<P> </P>
<H2><A NAME="ss3.1">3.1</A> <A HREF="UserModeLinux-HOWTO.html#toc3.1">Running UML</A>
</H2>
<P>It runs on 2.2.15 or later, and all 2.4 and 2.6 kernels.</P>
<P>
Booting UML is straightforward. Simply run 'linux': it will try to
mount the file `root_fs' in the current directory. You do not need to
run it as root. If your root filesystem is not named `root_fs', then
you need to put a `ubd0=root_fs_whatever' switch on the linux command
line.</P>
<P>
You will need a filesystem to boot UML from. There are a number
available for download from
<A HREF="http://user-mode-linux.sourceforge.net/dl-sf.html">here </A> . There are also
<A HREF="http://user-mode-linux.sourceforge.net/fs_making.html">several tools</A> which can be used to generate UML-compatible filesystem
images from media.</P>
<P>
The kernel will boot up and present you with a login prompt.</P>
<P>
Note: If the host is configured with a 2G/2G address space split
rather than the usual 3G/1G split, then the packaged UML binaries will
not run. They will immediately segfault. See
<A HREF="UserModeLinux-HOWTO-4.html#2G-2G">UML on 2G/2G hosts</A> for the scoop on
running UML on your system.</P>

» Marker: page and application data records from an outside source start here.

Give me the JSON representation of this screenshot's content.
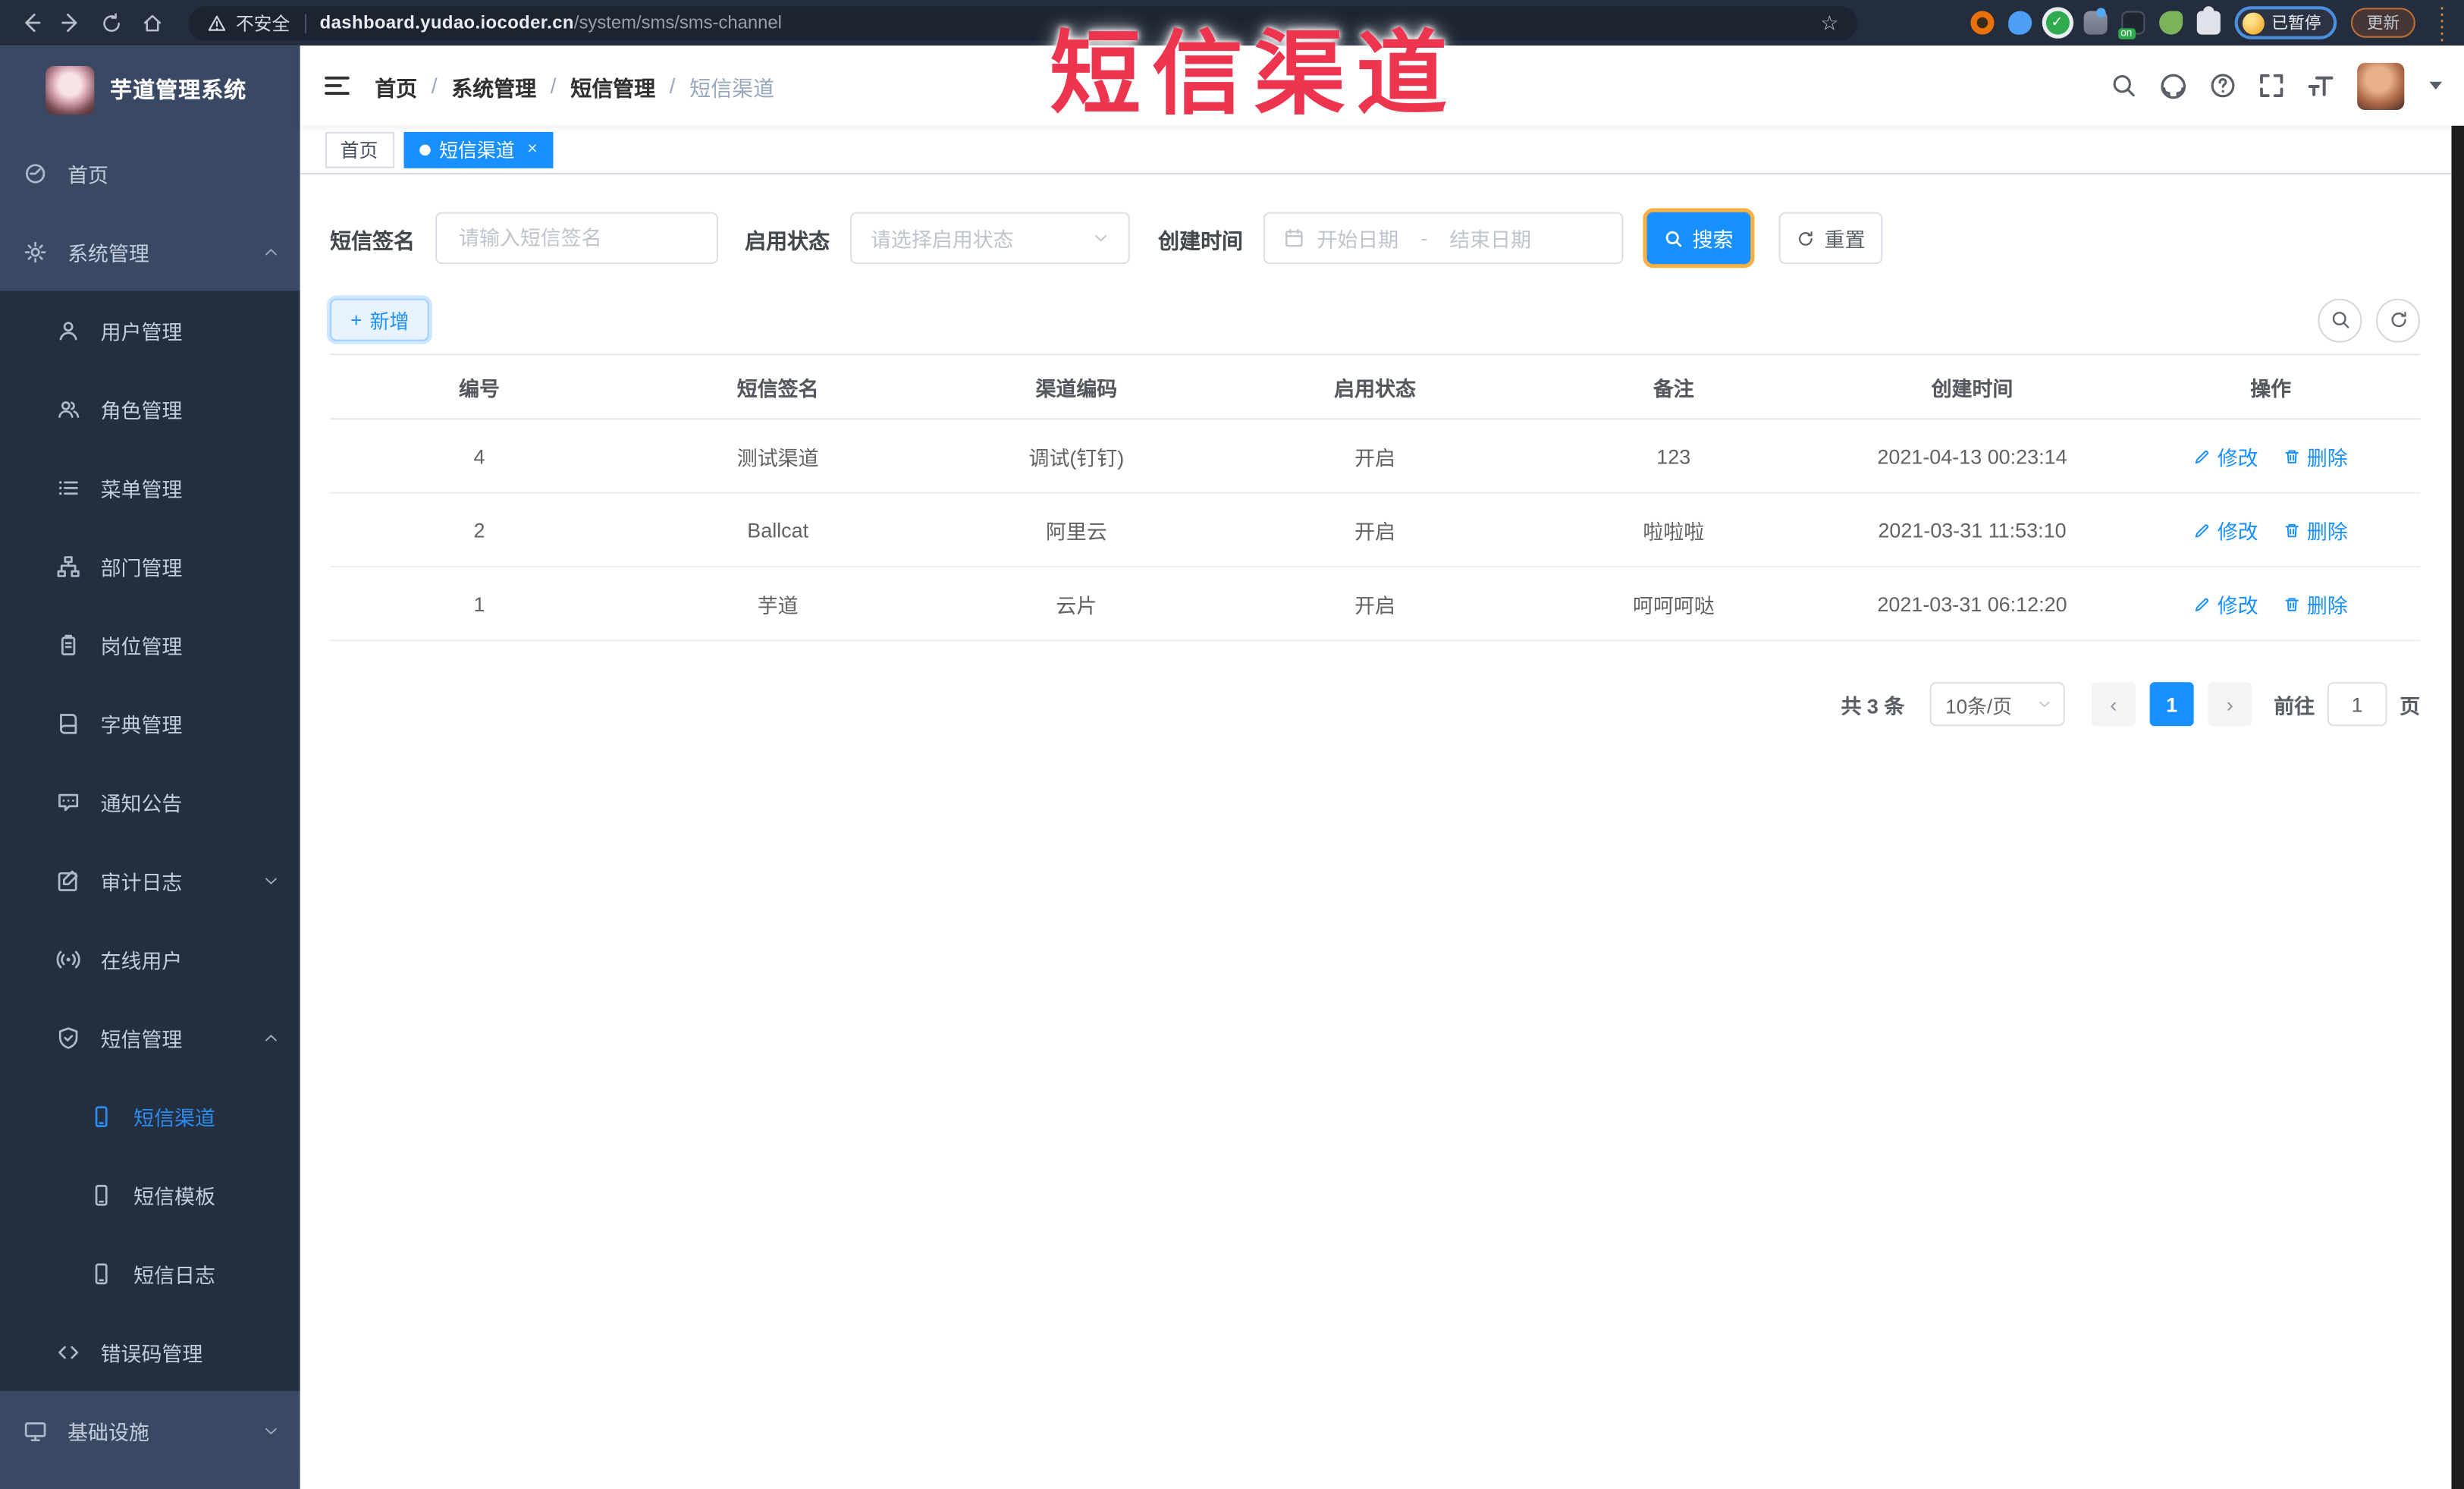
{
  "browser": {
    "security_label": "不安全",
    "url_host": "dashboard.yudao.iocoder.cn",
    "url_path": "/system/sms/sms-channel",
    "profile_status_badge": "已暂停",
    "update_button": "更新",
    "extension_on_badge": "on"
  },
  "annotation": {
    "text": "短信渠道",
    "color": "#ee3550"
  },
  "sidebar": {
    "app_title": "芋道管理系统",
    "items": [
      {
        "label": "首页"
      },
      {
        "label": "系统管理"
      },
      {
        "label": "用户管理"
      },
      {
        "label": "角色管理"
      },
      {
        "label": "菜单管理"
      },
      {
        "label": "部门管理"
      },
      {
        "label": "岗位管理"
      },
      {
        "label": "字典管理"
      },
      {
        "label": "通知公告"
      },
      {
        "label": "审计日志"
      },
      {
        "label": "在线用户"
      },
      {
        "label": "短信管理"
      },
      {
        "label": "短信渠道"
      },
      {
        "label": "短信模板"
      },
      {
        "label": "短信日志"
      },
      {
        "label": "错误码管理"
      },
      {
        "label": "基础设施"
      }
    ]
  },
  "header": {
    "breadcrumb": [
      "首页",
      "系统管理",
      "短信管理",
      "短信渠道"
    ],
    "separator": "/"
  },
  "tags": {
    "home": "首页",
    "active": "短信渠道",
    "close": "×"
  },
  "search_form": {
    "sign_label": "短信签名",
    "sign_placeholder": "请输入短信签名",
    "status_label": "启用状态",
    "status_placeholder": "请选择启用状态",
    "date_label": "创建时间",
    "date_start_placeholder": "开始日期",
    "date_separator": "-",
    "date_end_placeholder": "结束日期",
    "search_button": "搜索",
    "reset_button": "重置"
  },
  "toolbar": {
    "add_button": "新增",
    "add_plus": "+"
  },
  "table": {
    "headers": [
      "编号",
      "短信签名",
      "渠道编码",
      "启用状态",
      "备注",
      "创建时间",
      "操作"
    ],
    "rows": [
      [
        "4",
        "测试渠道",
        "调试(钉钉)",
        "开启",
        "123",
        "2021-04-13 00:23:14"
      ],
      [
        "2",
        "Ballcat",
        "阿里云",
        "开启",
        "啦啦啦",
        "2021-03-31 11:53:10"
      ],
      [
        "1",
        "芋道",
        "云片",
        "开启",
        "呵呵呵哒",
        "2021-03-31 06:12:20"
      ]
    ],
    "actions": {
      "edit": "修改",
      "delete": "删除"
    }
  },
  "pagination": {
    "total": "共 3 条",
    "page_size": "10条/页",
    "prev": "‹",
    "page": "1",
    "next": "›",
    "goto_label": "前往",
    "goto_value": "1",
    "page_unit": "页"
  },
  "colors": {
    "primary": "#1890ff",
    "sidebar_bg": "#3a4963",
    "sidebar_sub_bg": "#232e3e",
    "chrome_bg": "#242d3d",
    "annotation_red": "#ee3550"
  }
}
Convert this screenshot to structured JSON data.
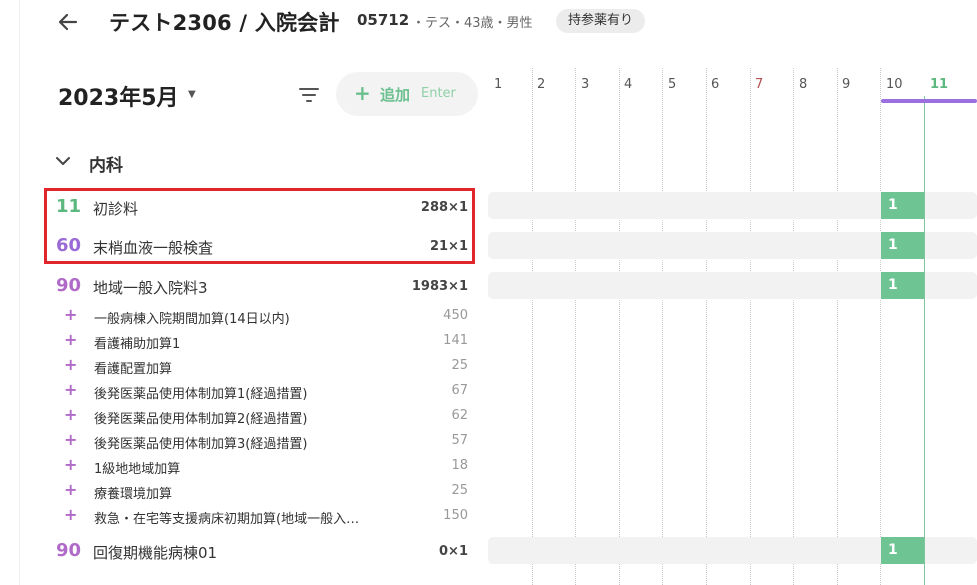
{
  "header": {
    "title": "テスト2306 / 入院会計",
    "patient_id": "05712",
    "patient_info": "・テス・43歳・男性",
    "badge": "持参薬有り"
  },
  "controls": {
    "month": "2023年5月",
    "add_label": "追加",
    "add_shortcut": "Enter",
    "add_icon": "plus-icon",
    "filter_icon": "filter-icon"
  },
  "section": {
    "title": "内科",
    "expanded": true
  },
  "items": [
    {
      "code": "11",
      "name": "初診料",
      "points": "288×1",
      "color": "#5cb87e",
      "cell": "1"
    },
    {
      "code": "60",
      "name": "末梢血液一般検査",
      "points": "21×1",
      "color": "#9a6bd6",
      "cell": "1"
    },
    {
      "code": "90",
      "name": "地域一般入院料3",
      "points": "1983×1",
      "color": "#b06ac8",
      "cell": "1"
    }
  ],
  "subitems": [
    {
      "name": "一般病棟入院期間加算(14日以内)",
      "value": "450"
    },
    {
      "name": "看護補助加算1",
      "value": "141"
    },
    {
      "name": "看護配置加算",
      "value": "25"
    },
    {
      "name": "後発医薬品使用体制加算1(経過措置)",
      "value": "67"
    },
    {
      "name": "後発医薬品使用体制加算2(経過措置)",
      "value": "62"
    },
    {
      "name": "後発医薬品使用体制加算3(経過措置)",
      "value": "57"
    },
    {
      "name": "1級地地域加算",
      "value": "18"
    },
    {
      "name": "療養環境加算",
      "value": "25"
    },
    {
      "name": "救急・在宅等支援病床初期加算(地域一般入…",
      "value": "150"
    }
  ],
  "last_item": {
    "code": "90",
    "name": "回復期機能病棟01",
    "points": "0×1",
    "color": "#b06ac8",
    "cell": "1"
  },
  "calendar": {
    "days": [
      "1",
      "2",
      "3",
      "4",
      "5",
      "6",
      "7",
      "8",
      "9",
      "10",
      "11"
    ],
    "selected_day": "10",
    "today": "11",
    "colors": {
      "normal": "#555555",
      "sunday": "#b05050",
      "today": "#5cb87e",
      "selected": "#9b6fe0"
    }
  }
}
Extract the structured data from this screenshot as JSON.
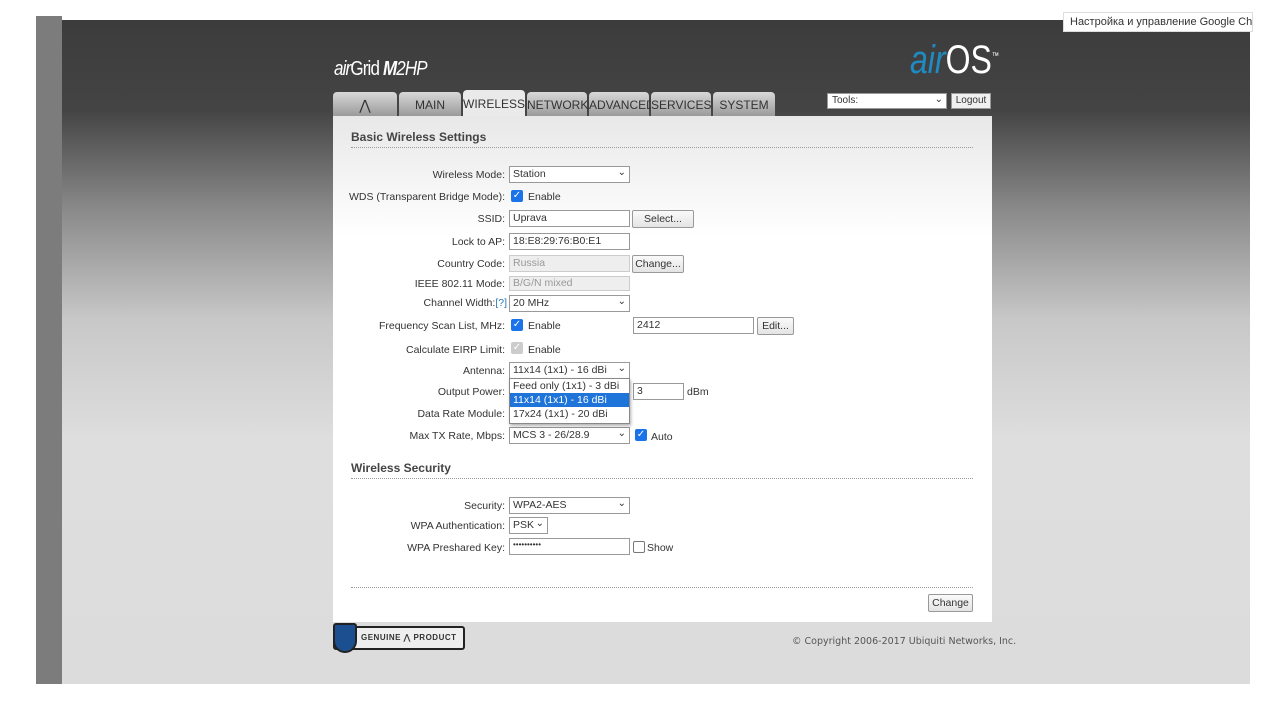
{
  "browser_tooltip": "Настройка и управление Google Chrome",
  "header": {
    "product": "air",
    "product2": "Grid ",
    "model_m": "M",
    "model": "2HP",
    "brand_a": "air",
    "brand_b": "OS",
    "brand_tm": "™"
  },
  "tabs": [
    {
      "label": ""
    },
    {
      "label": "MAIN"
    },
    {
      "label": "WIRELESS"
    },
    {
      "label": "NETWORK"
    },
    {
      "label": "ADVANCED"
    },
    {
      "label": "SERVICES"
    },
    {
      "label": "SYSTEM"
    }
  ],
  "tools": {
    "label": "Tools:",
    "logout": "Logout"
  },
  "basic": {
    "title": "Basic Wireless Settings",
    "wireless_mode": {
      "label": "Wireless Mode:",
      "value": "Station"
    },
    "wds": {
      "label": "WDS (Transparent Bridge Mode):",
      "checkbox": "Enable"
    },
    "ssid": {
      "label": "SSID:",
      "value": "Uprava",
      "button": "Select..."
    },
    "lock_ap": {
      "label": "Lock to AP:",
      "value": "18:E8:29:76:B0:E1"
    },
    "country": {
      "label": "Country Code:",
      "value": "Russia",
      "button": "Change..."
    },
    "ieee": {
      "label": "IEEE 802.11 Mode:",
      "value": "B/G/N mixed"
    },
    "channel_width": {
      "label": "Channel Width:",
      "help": "[?]",
      "value": "20 MHz"
    },
    "freq_scan": {
      "label": "Frequency Scan List, MHz:",
      "checkbox": "Enable",
      "value": "2412",
      "button": "Edit..."
    },
    "eirp": {
      "label": "Calculate EIRP Limit:",
      "checkbox": "Enable"
    },
    "antenna": {
      "label": "Antenna:",
      "value": "11x14 (1x1) - 16 dBi",
      "options": [
        "Feed only (1x1) - 3 dBi",
        "11x14 (1x1) - 16 dBi",
        "17x24 (1x1) - 20 dBi"
      ]
    },
    "output_power": {
      "label": "Output Power:",
      "value": "3",
      "unit": "dBm"
    },
    "data_rate": {
      "label": "Data Rate Module:"
    },
    "max_tx": {
      "label": "Max TX Rate, Mbps:",
      "value": "MCS 3 - 26/28.9",
      "checkbox": "Auto"
    }
  },
  "security": {
    "title": "Wireless Security",
    "security": {
      "label": "Security:",
      "value": "WPA2-AES"
    },
    "wpa_auth": {
      "label": "WPA Authentication:",
      "value": "PSK"
    },
    "psk": {
      "label": "WPA Preshared Key:",
      "value": "••••••••••",
      "checkbox": "Show"
    }
  },
  "change_button": "Change",
  "footer": {
    "genuine": "GENUINE ⋀ PRODUCT",
    "copyright": "© Copyright 2006-2017 Ubiquiti Networks, Inc."
  }
}
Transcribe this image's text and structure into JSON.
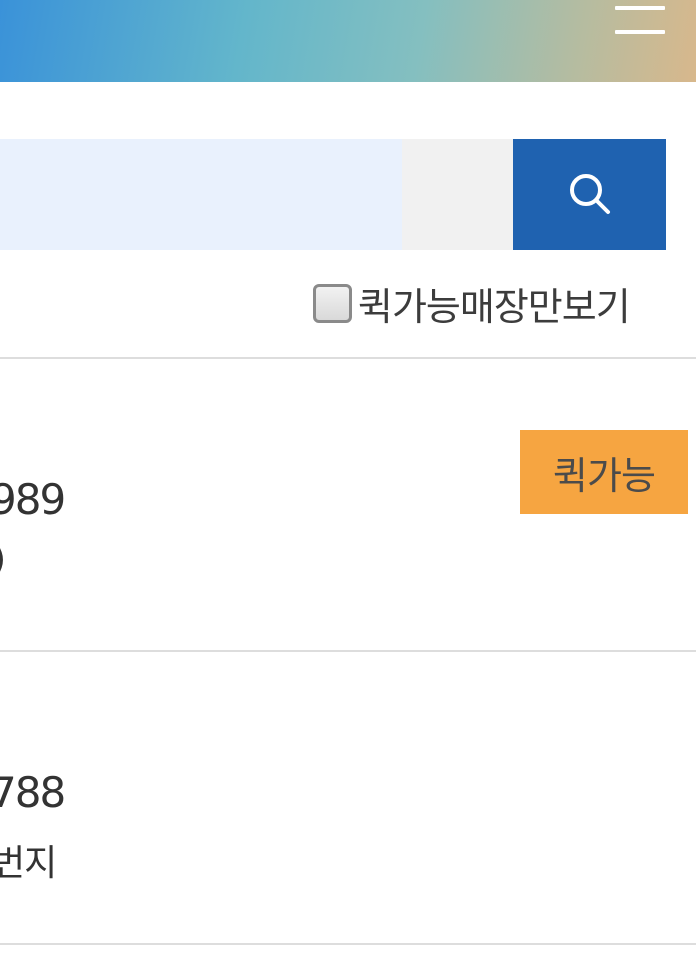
{
  "header": {
    "menu_icon": "hamburger-menu-icon"
  },
  "search": {
    "value": "",
    "placeholder": "",
    "button_icon": "search-icon",
    "colors": {
      "input_bg": "#e9f1fd",
      "button_bg": "#1f62b0"
    }
  },
  "filter": {
    "label": "퀵가능매장만보기",
    "checked": false
  },
  "stores": [
    {
      "phone": "989",
      "address": ")",
      "badge": "퀵가능"
    },
    {
      "phone": "788",
      "address": "번지",
      "badge": ""
    }
  ],
  "colors": {
    "badge_bg": "#f6a541",
    "divider": "#dddddd"
  }
}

<H2><A NAME="ss3.2">3.2</A> <A HREF="UserModeLinux-HOWTO.html#toc3.2">Logging in</A>
</H2>
<P> The prepackaged filesystems have a root account with
password 'root' and a user account with password 'user'. The
login banner will generally tell you how to log in. So, you log in
and you will find yourself inside a little virtual machine. Our
filesystems have a variety of commands and utilities installed (and it
is fairly easy to add more), so you will have a lot of tools with
which to poke around the system. </P>
<P> There are a couple of other ways to log in:
<UL>
<LI>On a virtual console
<P>
Each virtual console that is configured (i.e. the
device exists in /dev and /etc/inittab runs a getty on it) will come up
in its own xterm. If you get tired of the xterms, read
<A HREF="UserModeLinux-HOWTO-5.html#input">Setting up serial lines and consoles</A> to see how to
attach the consoles to something else, like host ptys.</P>
</LI>
<LI>Over the serial line